The Windy City don made a visit to Chicago’s WGCI 107.5 on the Tone Kapone Show this past Monday (May 5) to talk about his prison stint. He explained to Tone Kapone, his cousin, what occurred on the night of his arrest and how, despite his national fame and success, why he never left the streets alone and never considered himself to be a rapper.
“Really, to tell you the truth Tone, I never really made a transition fully over [to] rap from the streets,” admits Bump. “Everything happened kind of fast and I just was out there in the streets real heavy. I always had one foot in the streets still. I just never made that transition fully and I was still doing what I was still doing.”
Bump says that he was arrested while he was on his way to a show. Police officers discovered he had active warrants and immediately hauled him off to jail. During the conversation, the Goon Squad rapper also explained how he still managed to keep his ear to the streets of Chicago by being able to download music from the computer (despite constantly being monitored) and received much of it from his older brother Chi-Town Shake.
“I always had a relationship with [Lil] Durk. We’ve been talkin’ since he really took off,” he said. “Lil Herb [G-Herbo] and Lil Bibby they’re from over east and that’s a proud moment when I see that. I mess with all the artists really, like [King] Louie…I got a guy right now and I’m on the first single on his album, Ty Money. I mess with the whole city, really.”
As far as mainstream artists, he says he’s a fan of artist such as fellow Chicagoan, Chance the Rapper, as well as Young Dolph, Yo Gotti, Kendrick Lamar, J. Cole, and Future, among many others. When asked about Chief Keef’s rapid rise to fame and the troubles that came with it, he had an eye opening response. “I was reading something from—I forgot where I read it, but Lil Reese had a quote [that said], ‘In all of the other states I’m a rapper. In Chicago, I’m BD (Black Disciples).”
Bump J left no stone unturned in their 11-minute conversation as he gave his perspective on on the rampant street violence in Chicago. For context, when he was arrested in 2007, the number of homicides was 443 compared to 2012’s total of 500 and 2016’s staggering total of 762.

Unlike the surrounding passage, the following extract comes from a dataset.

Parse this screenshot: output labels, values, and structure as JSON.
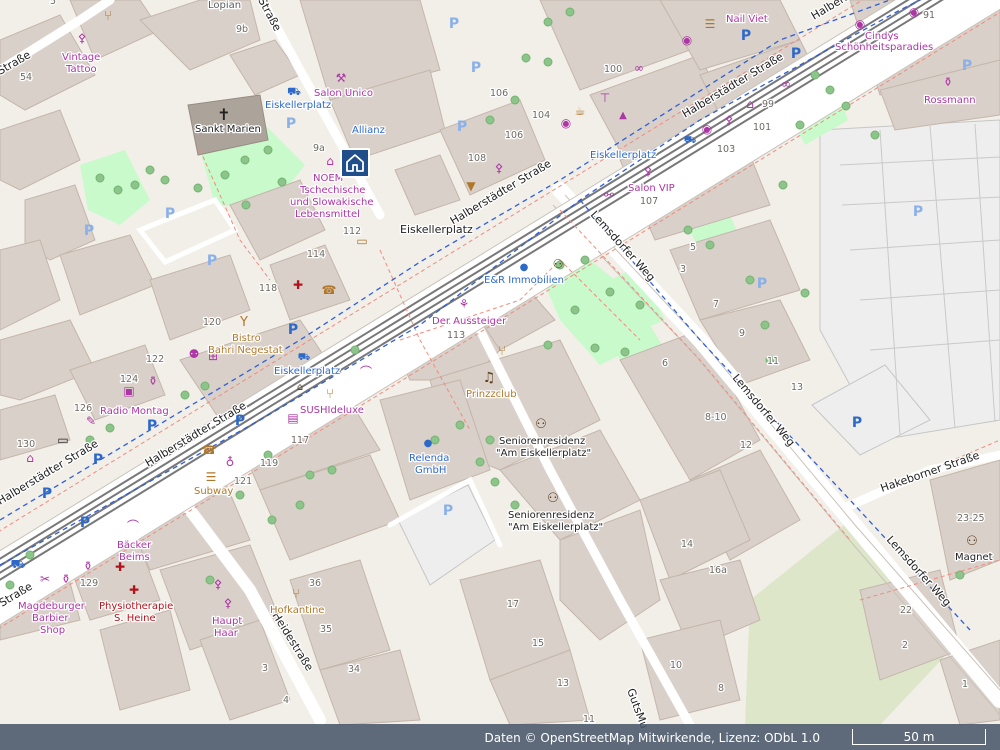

“From the outside looking in, it looks crazy just sitting in my cell looking at things. But, when I was in it, like you said, it was always violent. Chicago always been a violent town. It’s just now it’s a lot of silly stuff happening,” said Bump. “More than that, it’s just so much more magnified now with social media and everyone being a reporter with their phones. It’s a lot more magnified, but it is getting reckless and it’s out of control really. We gotta start with the youth in my opinion.”
Bump concluded with advice to the younger, up and coming artists in Chicago, in regards to how they should stay focused on making music and what he would have done differently during his ascension in the mid-2000s. He even revealed what rappers reached out to him, whether or not he will sign to a label, and how it felt to play basketball with his son after being incarcerated for so long.